# A question from Otto Forster's book

I'm tackling exercise 8.2 on page 59 which goes as follows:

Let $X$ and $Y$ be compact Riemann surfaces, $a_1,\dots,a_n\in X$ and $b_1,\dots,b_m\in Y$ distinct points and $X^{\prime}=X-\{a_1,\dots,a_n\}$, $Y^{\prime}=Y-\{b_1,\dots,b_n\}$. Suppose that $f\colon X^{\prime}\to Y^{\prime}$ is biholomorphic. Then it can be extended to a biholomorphic mapping $\tilde{f}\colon X\to Y$.

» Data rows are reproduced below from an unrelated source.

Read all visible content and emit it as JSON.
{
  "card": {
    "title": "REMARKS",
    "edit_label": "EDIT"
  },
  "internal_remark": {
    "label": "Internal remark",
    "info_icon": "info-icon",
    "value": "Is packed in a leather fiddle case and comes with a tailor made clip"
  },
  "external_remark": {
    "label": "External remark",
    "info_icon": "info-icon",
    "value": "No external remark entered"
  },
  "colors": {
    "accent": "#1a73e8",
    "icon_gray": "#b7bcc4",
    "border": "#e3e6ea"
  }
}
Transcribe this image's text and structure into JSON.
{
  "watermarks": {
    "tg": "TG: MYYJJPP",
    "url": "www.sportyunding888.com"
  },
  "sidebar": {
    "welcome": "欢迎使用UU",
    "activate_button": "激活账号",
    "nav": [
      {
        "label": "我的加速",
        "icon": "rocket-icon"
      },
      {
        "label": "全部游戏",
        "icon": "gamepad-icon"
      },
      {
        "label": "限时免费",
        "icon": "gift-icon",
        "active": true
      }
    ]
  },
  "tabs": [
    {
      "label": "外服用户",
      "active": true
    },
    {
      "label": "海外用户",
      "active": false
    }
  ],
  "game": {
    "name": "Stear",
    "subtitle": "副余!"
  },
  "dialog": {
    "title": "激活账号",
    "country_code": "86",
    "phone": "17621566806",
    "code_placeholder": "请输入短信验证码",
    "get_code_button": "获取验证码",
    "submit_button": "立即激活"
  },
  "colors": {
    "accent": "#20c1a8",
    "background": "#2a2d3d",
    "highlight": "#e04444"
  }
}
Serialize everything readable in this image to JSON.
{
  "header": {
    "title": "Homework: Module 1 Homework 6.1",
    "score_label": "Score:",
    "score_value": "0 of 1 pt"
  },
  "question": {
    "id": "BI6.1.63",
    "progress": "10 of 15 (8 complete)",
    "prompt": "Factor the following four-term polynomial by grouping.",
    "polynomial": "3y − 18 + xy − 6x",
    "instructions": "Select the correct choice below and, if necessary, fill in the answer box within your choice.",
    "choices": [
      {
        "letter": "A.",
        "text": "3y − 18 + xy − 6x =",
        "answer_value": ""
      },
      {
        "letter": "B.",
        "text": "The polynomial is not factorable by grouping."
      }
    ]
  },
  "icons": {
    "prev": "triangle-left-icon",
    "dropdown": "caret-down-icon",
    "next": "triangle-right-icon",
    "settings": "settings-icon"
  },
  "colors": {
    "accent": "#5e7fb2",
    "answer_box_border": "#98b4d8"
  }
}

Earlier in the section (thm 8.4) it was proved that if $X$ and $Y^{\prime}$ are Riemann surfaces and $X^{\prime}=X\setminus A$ where $A$ is discrete and closed in X. Then every holomorphic and unbranched proper covering $f\colon Y^{\prime}\to X^{\prime}$ can be extended to a branched proper holomorphic covering $\tilde{f}\colon Y\to X$ i.e. $\exists Y$ Riemann surface and $i\colon Y^{\prime}\to Y\setminus \tilde{f}^{-1}(A)$ biholomorphic s.t. $f=\tilde{f}\circ i$.

I figured it shouldn't be too hard to deduce the claim in the question from this theorem, but I keep falling on technical problems with topology. What am I missing here?

Thanks.

• You want to look in local charts and convince yourself that the map has a removable singularity at each of the $a_i$ and that $f(a_i)$ must be one of the $b_j$. Equivalently, you can just apply the theorem and observe that the degree at potential branch points for the extended map must be 1. – AnonymousCoward Aug 24 '14 at 6:46
• @AnonymousCoward I was trying to do the first thing that you suggested and maybe show that if $X^{\prime}\ni x_n\to a_i$ then $f(x_n)\to b_j$ for some $j$. Compactness assures that there are partial limits and $f$'s biholomofity assures that they are all in $Y\setminus Y^{\prime}$ but I couldn't figure why there was just one. – peter Aug 24 '14 at 7:53

Since $Y$ is a manifold, for each $i$ we can take a neighborhood $U_i$ of $b_i$ s.t. all of the $U_i$'s are disjoint and homeomorphic to the unit disc, while $U_i\setminus\{b_i\}$ is homeomorphic to the punctured unit disc. Denote by $V$ the open set $\bigcup f^{-1}(U_i\setminus\{b_i\})$. I claim that $\forall i$, $V\cup\{a_i\}$ is open.
Suppose otherwise, then $X\setminus (V\cup\{a_i\})$ is not closed. Thus there exists a converging sequence $x_n\to x$ s.t. $\forall n$, $a_i\neq x_n\notin V$ and $x$ is either $a_i$ or is in $V$. It cannot be in $V$ for $V$ is open and so it is $a_i$. We can assume that $\forall n, x_n\in X^{\prime}$ and so, $f(x_n)$ is a sequence in $Y$. As $Y$ is compact, it has a convergent subsequence $f(x_{n_k})$ with $b\in Y$ for a limit. If $b\in Y^{\prime}$ then $f^{-1}(f(x_{n_k}))=x_{n_k}\to f^{-1}(b)\neq a_i$. Thus $b=b_j$ for some $j$. This means that $\exists N\in\mathbb{N}$ s.t. $\forall k>N, f(x_{n_k})\in U_i\setminus\{b_j\}$ and this contradicts the assumption that $x_n\notin V$ for all $n$.
Now we can take $V_i$ to be a neighborhood of $a_i$ homeomorphic to the unit disc s.t. $V_i\setminus\{a_i\}$ is homeomorphic to the punctured unit disc. And we can also assume that $V_i\subset V\cup\{a_i\}$. Thus, $V_i\setminus\{a_i\}\subset V$ and since the former is connected, there exists a unique $j$ s.t. $V_i\setminus\{a_i\}\subset f^{-1}(U_j\setminus\{b_j\})$. This gives us a canonical way to define $\tilde{f}(a_i)$ as $b_j$. This function will be continuous. Since $f$ is biholomorphic, this process can be repeated for $f^{-1}$ to show that the $\tilde{f}$ generated is a homeomorphism.